What Are The Benefits And Risks Of Marijuana or Hemp Oil?
Benefits: As described in the section above, there is:
- Conclusive evidence that THC or THC + CBD:
- is effective for treating chemotherapy-induced nausea and vomiting.
- Substantial evidence that THC or THC + CBD:
- is effective for treating involuntary muscle contractions due to multiple sclerosis.
- is effective for treating chronic pain.
- Moderate evidence that THC or THC + CBD:
- may help with certain sleep problems.
- Limited, insufficient, or no evidence to support the other claims for THC or THC + CBD.
Risks: The report stated that there was:
- Substantial evidence for:
- Cannabis smoking and more frequent bronchitis episodes.
- Cannabis use and increased frequency of motor vehicle crashes.
- Maternal cannabis smoking and lower birth weight of the offspring.
- Cannabis use and the development of schizophrenia or other psychoses, with the highest risks among the most frequent users.
- Progression to problem cannabis use. The risks are greatest for males, people who initiate cannabis use at an early age, and people who use cannabis frequently.
- Moderate evidence for:
- Cannabis use and the impairment of cognitive domains of learning, memory, and attention.
- Cannabis use and the development of substance dependence and/or substance abuse disorder for substances including alcohol, tobacco, and other illicit drugs.
Once again, the committee concluded that more high-quality research was needed.
For a summary of the report’s evaluation of all claimed benefits and risks of CBD and/or marijuana use, click here . For details on individual studies reviewed by the committee, read the complete report at https://doi.org/10.17226/24625.
The Bottom Line
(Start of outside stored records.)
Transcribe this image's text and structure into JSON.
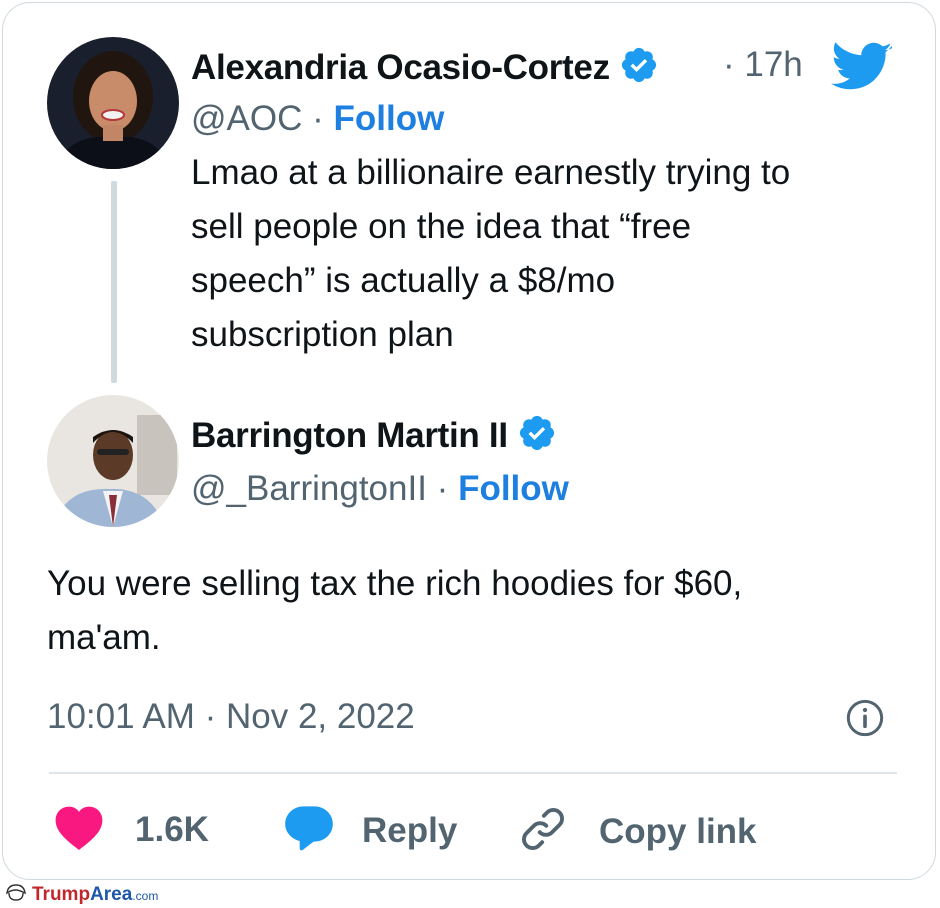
{
  "original_tweet": {
    "author_name": "Alexandria Ocasio-Cortez",
    "time_ago": "· 17h",
    "handle": "@AOC",
    "separator": "·",
    "follow_label": "Follow",
    "text_lines": [
      "Lmao at a billionaire earnestly trying to",
      "sell people on the idea that “free",
      "speech” is actually a $8/mo",
      "subscription plan"
    ]
  },
  "reply_tweet": {
    "author_name": "Barrington Martin II",
    "handle": "@_BarringtonII",
    "separator": "·",
    "follow_label": "Follow",
    "text_lines": [
      "You were selling tax the rich hoodies for $60,",
      "ma'am."
    ],
    "timestamp": "10:01 AM · Nov 2, 2022"
  },
  "actions": {
    "likes_count": "1.6K",
    "reply_label": "Reply",
    "copy_link_label": "Copy link"
  },
  "watermark": {
    "part1": "Trump",
    "part2": "Area",
    "part3": ".com"
  },
  "colors": {
    "follow_blue": "#1d7fe0",
    "twitter_blue": "#1d9bf0",
    "like_pink": "#f91880",
    "muted_gray": "#536471"
  },
  "icons": [
    "twitter-bird-icon",
    "verified-badge-icon",
    "info-icon",
    "heart-icon",
    "reply-bubble-icon",
    "link-icon"
  ]
}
There is lots of excitement around CBD products and medical use of marijuana (THC). If you believe the proponents, they are a panacea for everything that ails us. If you believe the opponents, the risks far outweigh the benefits. Which of these claims are true and which are false?
Fortunately, the National Academy of Sciences appointed a committee of experts to evaluate the research supporting or refuting the claims. They issued a report in 2017 that evaluated the strength of scientific evidence supporting these claims.
- They found no good evidence supporting the proposed benefits of CBD products. Nor did they find evidence for any risk of CBD products, properly used. They did not conclude that CBD products were worthless. They simply concluded that more high-quality research was needed to substantiate the claims.
- They found conclusive evidence for some of the proposed benefits of medical marijuana. However, they also found substantial evidence supporting some of the proposed risks. Again, they concluded that more research was needed.
For more details read the article above.
These statements have not been evaluated by the Food and Drug Administration. This information is not intended to diagnose, treat, cure or prevent any disease.